Of course, given the nature of this project, this could all be unwritten in time, the potential unrealized and these broad strokes more disruptive and enriching. However, that’s just par for the course, so we’ll see to what degree “After Life” is retroactively framed as we venture further into the sixth season.
- I plan on watching a few more episodes before returning to the project next week – it’ll probably be late next week again, as it’s a busy screener season still, but I do plan on a more regular schedule after that point.
- Some fine work by the entire cast here, I though, but James Marsters is doing a fine job of drawing out the subtleties in Spike’s response to all of this. He’s the most skeptical of the entire process but also perhaps the most overjoyed at its result, resulting in some compelling inner conflict that can’t help but bubble to the surface. His knowledge of Buffy’s secret should only heighten this, so very curious to see how Spike develops this season.
- Anyone else find the end of the cold open almost obnoxiously abrupt? I get that they’re carrying over directly from the premiere, but it just felt very rushed (and sort of tonally off from the rest of the episode, if consistent with “Bargaining”).

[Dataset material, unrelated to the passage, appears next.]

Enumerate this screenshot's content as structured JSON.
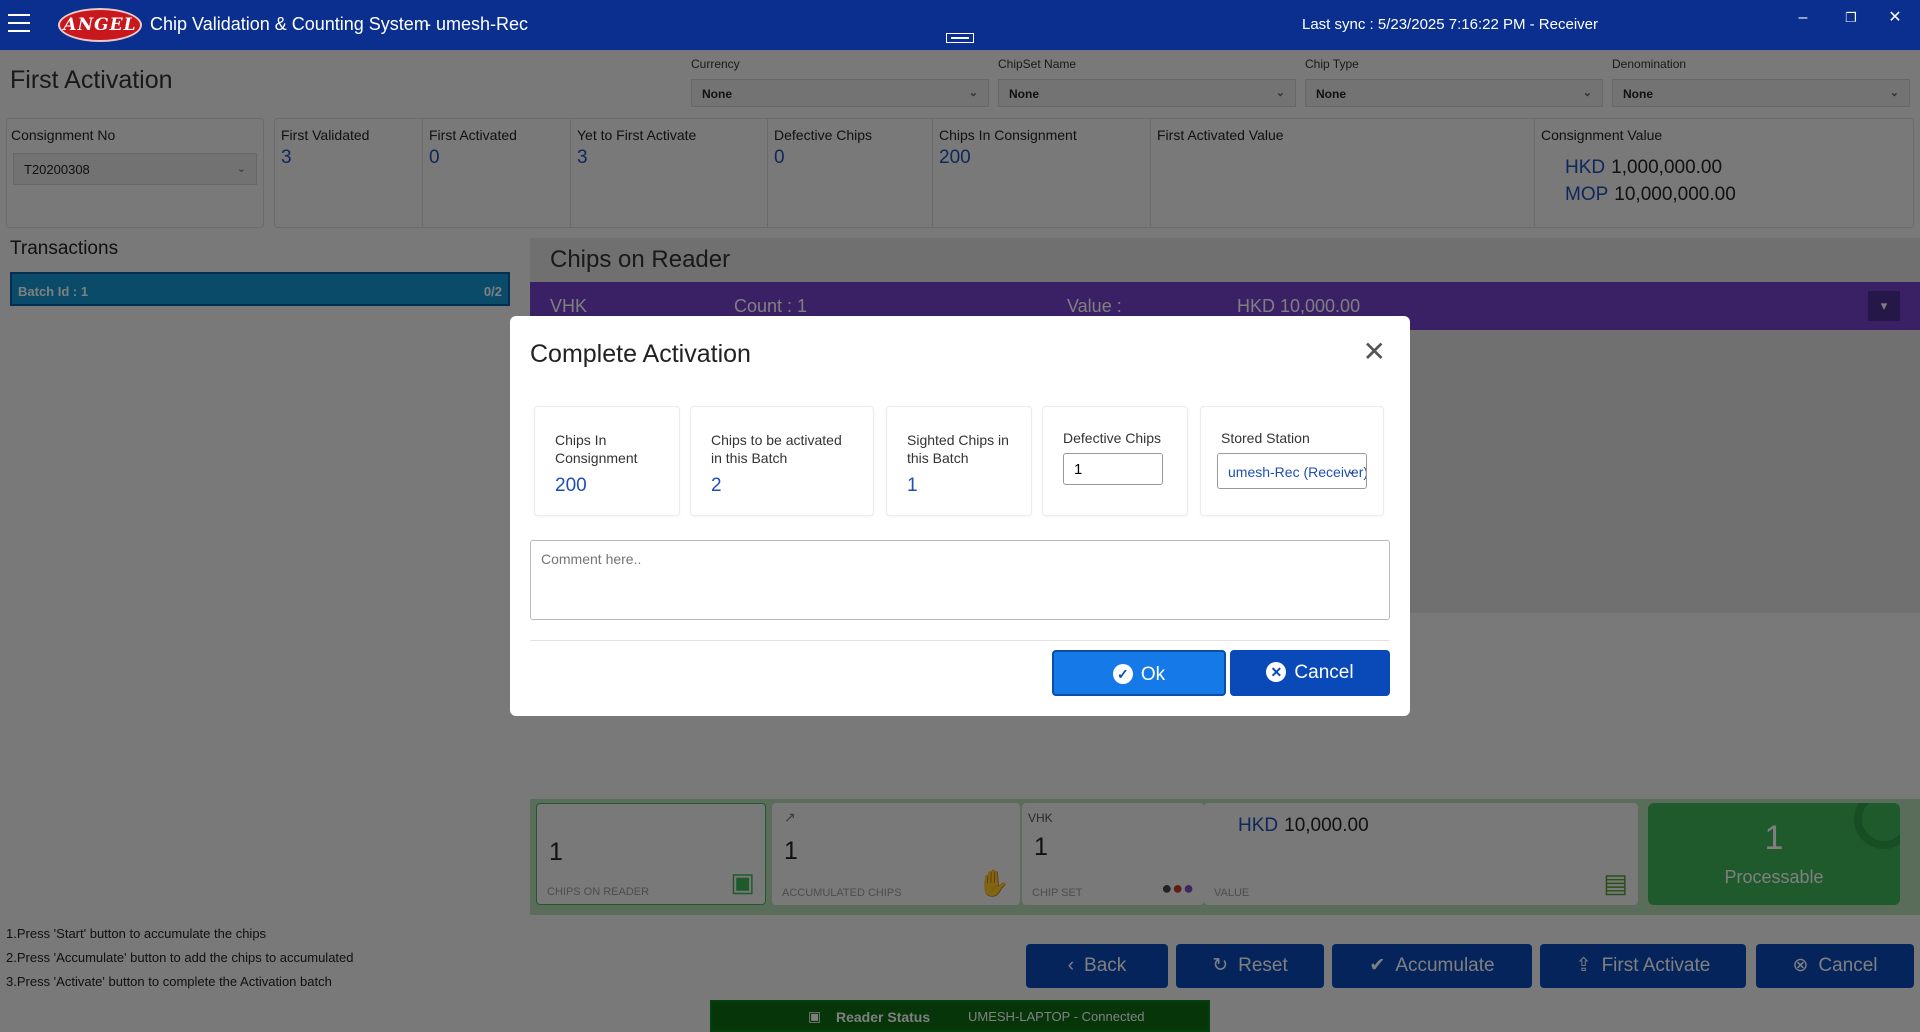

- Given our discussion last week about Anthony Stewart Head wanting some time with his family and thus a reduced workload, not surprising that the phone call with Willow is handled off-screen, but it still made for some awkward exposition which made the call seem like a missed opportunity. Plus, I find it hard to believe that Giles wouldn’t immediately rush back out of concern, but such are logistics I guess.
- Anya’s little rant about the bookstore turned coffee shop, ending with “It’s like evolution without the getting better part,” seemed almost meta, although I might be reading too far into it. Perhaps Espenson just has a grudge against Starbucks (which would be understandable).
- Speaking of Espenson, I thought this was a really sharply written outing even in spaces where the plot sort of got in the way. The various possessions were very broad on a plot level, making the metaphorical into the real, but there was a very visceral quality to the dialogue that kept it grounded and creepy instead of seeming too obvious. That’s partly in performance/effects, of course, but the material was strong as well.
- I’m hoping to find a way to use “Rolling in Puppies” in casual conversation.